Although Walker and Anderson recognize the vast potential of social media, they understand educators’ concerns. At Kimmel Farm Elementary, they have helped craft online policies to help guide educators. The policies include
- Don’t share secrets.
- Protect your own privacy.
- Be honest.
- Respect copyright laws.
- Be the first person to admit your mistakes.
- Think about the consequences.
- Don’t neglect your day job.
- Remember that quality matters.
Even online the school’s code of conduct still applies. So teachers should use common sense, Walker and Anderson warned. Inappropriate student-teacher relationships are not allowed online just as they are not allowed in or out of the classroom.
Anderson and Walker had recommendations for students too, and they encouraged educators to include students in crafting social media policies and best practice guidelines. Anderson cited one example of students who created a district’s mission statement in World of Warcraft. Student collaboration is one benefit of social media that Walker said he believes in, and it’s a benefit he said schools should not deny.
However, teachers should remind students to be mindful of their presence online. Studies report nearly 25 percent of selective colleges and universities check applicants’ Facebook accounts. What Anderson wants is for schools to help students learn how and what to share so that students can be proud of their digital footprints.
"What we’re teaching them in our schools is to have that presence, so when they go to college, colleges can see the positive [things] they’re doing," he said. "Ultimately kids have to know how to manage this themselves, ethically and responsibly."

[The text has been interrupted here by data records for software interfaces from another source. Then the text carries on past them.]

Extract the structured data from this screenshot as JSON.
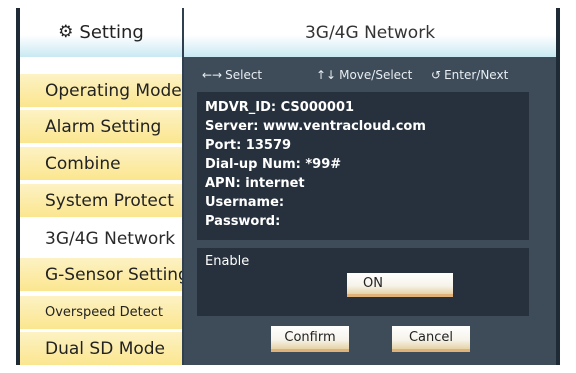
{
  "sidebar": {
    "header_icon": "gear-icon",
    "header_title": "Setting",
    "items": [
      {
        "label": "Operating Mode"
      },
      {
        "label": "Alarm Setting"
      },
      {
        "label": "Combine"
      },
      {
        "label": "System Protect"
      },
      {
        "label": "3G/4G Network",
        "active": true
      },
      {
        "label": "G-Sensor Setting"
      },
      {
        "label": "Overspeed Detect"
      },
      {
        "label": "Dual SD Mode"
      }
    ]
  },
  "main": {
    "title": "3G/4G Network",
    "hints": {
      "select_glyph": "←→",
      "select": "Select",
      "move_glyph": "↑↓",
      "move": "Move/Select",
      "enter_glyph": "↺",
      "enter": "Enter/Next"
    },
    "info": [
      "MDVR_ID:  CS000001",
      "Server:  www.ventracloud.com",
      "Port:  13579",
      "Dial-up Num:  *99#",
      "APN:  internet",
      "Username:",
      "Password:"
    ],
    "enable_label": "Enable",
    "enable_value": "ON",
    "confirm_label": "Confirm",
    "cancel_label": "Cancel"
  },
  "colors": {
    "panel": "#3e4b58",
    "inner_panel": "#26313d",
    "nav_item": "#fbe68f",
    "header_tint": "#c9e9f3"
  }
}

The full presentation is available online at http://bit.ly/ascdsocialmedia.